Astronomers have spotted a distant world that orbits far beyond Pluto, in the extreme reaches of the Solar System.
The object, known informally as L91, may be in the process of gradually shifting its way inward from the Oort cloud — a reservoir of comets and other icy bodies — into the equally icy Kuiper belt. No object has ever been seen doing this.

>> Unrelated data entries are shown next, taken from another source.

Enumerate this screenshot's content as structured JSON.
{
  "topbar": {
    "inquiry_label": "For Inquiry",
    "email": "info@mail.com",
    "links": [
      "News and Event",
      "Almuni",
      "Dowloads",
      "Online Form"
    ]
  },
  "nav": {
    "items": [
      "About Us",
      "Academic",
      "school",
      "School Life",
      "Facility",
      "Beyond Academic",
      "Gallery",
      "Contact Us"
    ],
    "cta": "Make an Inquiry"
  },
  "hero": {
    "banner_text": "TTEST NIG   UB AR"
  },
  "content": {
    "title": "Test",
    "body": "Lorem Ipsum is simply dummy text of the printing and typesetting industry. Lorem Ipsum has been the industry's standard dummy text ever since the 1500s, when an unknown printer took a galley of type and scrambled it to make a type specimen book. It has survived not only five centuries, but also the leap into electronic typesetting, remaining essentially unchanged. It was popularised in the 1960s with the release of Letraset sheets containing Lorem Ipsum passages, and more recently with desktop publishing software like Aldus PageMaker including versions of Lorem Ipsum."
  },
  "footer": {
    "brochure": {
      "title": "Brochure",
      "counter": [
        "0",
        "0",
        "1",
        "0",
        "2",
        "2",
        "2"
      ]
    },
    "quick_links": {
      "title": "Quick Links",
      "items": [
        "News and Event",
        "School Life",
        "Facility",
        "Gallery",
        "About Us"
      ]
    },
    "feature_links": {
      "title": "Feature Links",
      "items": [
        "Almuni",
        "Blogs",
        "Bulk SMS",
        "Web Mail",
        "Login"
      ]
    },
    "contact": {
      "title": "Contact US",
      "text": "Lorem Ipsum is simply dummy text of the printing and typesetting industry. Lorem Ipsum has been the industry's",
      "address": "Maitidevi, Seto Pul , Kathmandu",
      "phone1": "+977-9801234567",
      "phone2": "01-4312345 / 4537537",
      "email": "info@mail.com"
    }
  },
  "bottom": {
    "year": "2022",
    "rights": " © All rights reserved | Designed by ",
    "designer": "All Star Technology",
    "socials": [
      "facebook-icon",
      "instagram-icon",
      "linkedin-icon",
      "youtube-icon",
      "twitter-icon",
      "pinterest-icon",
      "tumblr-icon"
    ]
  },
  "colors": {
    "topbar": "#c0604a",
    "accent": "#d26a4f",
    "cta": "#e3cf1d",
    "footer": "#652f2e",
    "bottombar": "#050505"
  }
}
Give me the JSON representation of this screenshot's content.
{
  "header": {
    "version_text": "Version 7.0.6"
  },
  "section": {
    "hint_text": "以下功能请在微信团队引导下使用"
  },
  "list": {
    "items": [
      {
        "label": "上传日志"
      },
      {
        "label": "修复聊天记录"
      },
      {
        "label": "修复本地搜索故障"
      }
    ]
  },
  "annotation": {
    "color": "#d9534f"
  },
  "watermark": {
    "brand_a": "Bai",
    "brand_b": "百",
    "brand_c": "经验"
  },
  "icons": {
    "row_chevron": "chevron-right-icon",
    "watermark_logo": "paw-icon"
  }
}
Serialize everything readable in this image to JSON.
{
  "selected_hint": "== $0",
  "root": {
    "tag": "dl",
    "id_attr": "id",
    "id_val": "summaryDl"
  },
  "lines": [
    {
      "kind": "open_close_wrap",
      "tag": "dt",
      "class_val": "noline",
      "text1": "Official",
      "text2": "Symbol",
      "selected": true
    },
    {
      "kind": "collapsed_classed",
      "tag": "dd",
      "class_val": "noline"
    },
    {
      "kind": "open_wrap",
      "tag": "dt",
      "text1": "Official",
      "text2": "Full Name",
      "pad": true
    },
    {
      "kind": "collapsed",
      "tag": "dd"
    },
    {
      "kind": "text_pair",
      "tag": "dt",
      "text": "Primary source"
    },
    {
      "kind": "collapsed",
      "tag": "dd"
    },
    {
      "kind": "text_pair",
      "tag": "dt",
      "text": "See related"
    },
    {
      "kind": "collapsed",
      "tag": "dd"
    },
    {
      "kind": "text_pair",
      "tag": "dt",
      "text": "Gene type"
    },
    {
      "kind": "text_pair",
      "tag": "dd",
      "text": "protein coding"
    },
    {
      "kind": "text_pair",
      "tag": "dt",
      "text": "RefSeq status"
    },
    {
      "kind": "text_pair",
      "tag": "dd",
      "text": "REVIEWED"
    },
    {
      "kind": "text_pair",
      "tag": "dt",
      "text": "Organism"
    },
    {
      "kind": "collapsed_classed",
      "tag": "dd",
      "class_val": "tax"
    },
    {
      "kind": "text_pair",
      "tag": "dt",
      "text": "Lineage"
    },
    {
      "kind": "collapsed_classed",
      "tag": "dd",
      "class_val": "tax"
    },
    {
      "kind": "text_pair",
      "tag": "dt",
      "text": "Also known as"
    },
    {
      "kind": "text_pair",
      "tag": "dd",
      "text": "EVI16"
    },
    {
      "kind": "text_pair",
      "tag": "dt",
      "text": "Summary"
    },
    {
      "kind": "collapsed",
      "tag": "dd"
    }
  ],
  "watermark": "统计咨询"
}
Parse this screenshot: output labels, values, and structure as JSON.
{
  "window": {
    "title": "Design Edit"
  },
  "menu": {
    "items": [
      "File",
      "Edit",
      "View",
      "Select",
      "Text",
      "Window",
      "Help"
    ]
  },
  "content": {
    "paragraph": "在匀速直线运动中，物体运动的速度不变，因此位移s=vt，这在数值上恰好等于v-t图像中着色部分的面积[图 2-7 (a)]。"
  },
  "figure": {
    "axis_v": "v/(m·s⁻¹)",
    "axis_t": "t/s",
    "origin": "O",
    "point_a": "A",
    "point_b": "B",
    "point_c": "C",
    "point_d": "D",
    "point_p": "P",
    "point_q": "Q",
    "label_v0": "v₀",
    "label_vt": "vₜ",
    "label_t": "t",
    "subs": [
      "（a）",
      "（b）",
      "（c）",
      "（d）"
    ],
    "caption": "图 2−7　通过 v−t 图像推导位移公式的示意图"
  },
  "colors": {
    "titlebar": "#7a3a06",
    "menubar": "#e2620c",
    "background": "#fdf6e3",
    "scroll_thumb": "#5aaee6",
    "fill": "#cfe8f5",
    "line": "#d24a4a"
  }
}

The discovery of L91 reveals more about the extreme worlds whose orbits lie beyond the gravitational influence of Neptune, the most distant giant planet in the Solar System. Researchers have yet to fully explain how these bodies end up in their current orbits. “Every time we find another one of these objects it adds another piece to the puzzle,” says Meg Schwamb, a planetary scientist at Gemini Observatory in Hilo, Hawaii. Astronomers with the Outer Solar System Origins Surveydiscovered L91 in September 2013 using the Canada-France-Hawaii Telescope in Hawaii. The group has been conducting a detailed survey of a small portion of the sky, aiming to catalog and describe the Kuiper belt objects within. The location and trajectory of L91 make it “fascinating”, said Michele Bannister, an astronomer at Queen’s University Belfast. She reported the finding on 17 October at a joint meeting of the American Astronomical Society’s Division for Planetary Sciences and the European Planetary Science Congress. L91 may have been tossed into its remote orbit by gravitational interactions with Neptune in the distant past. “This one is right on the hairy edge of everything,” says Nathan Kaib, an astronomer at the University of Oklahoma in Norman.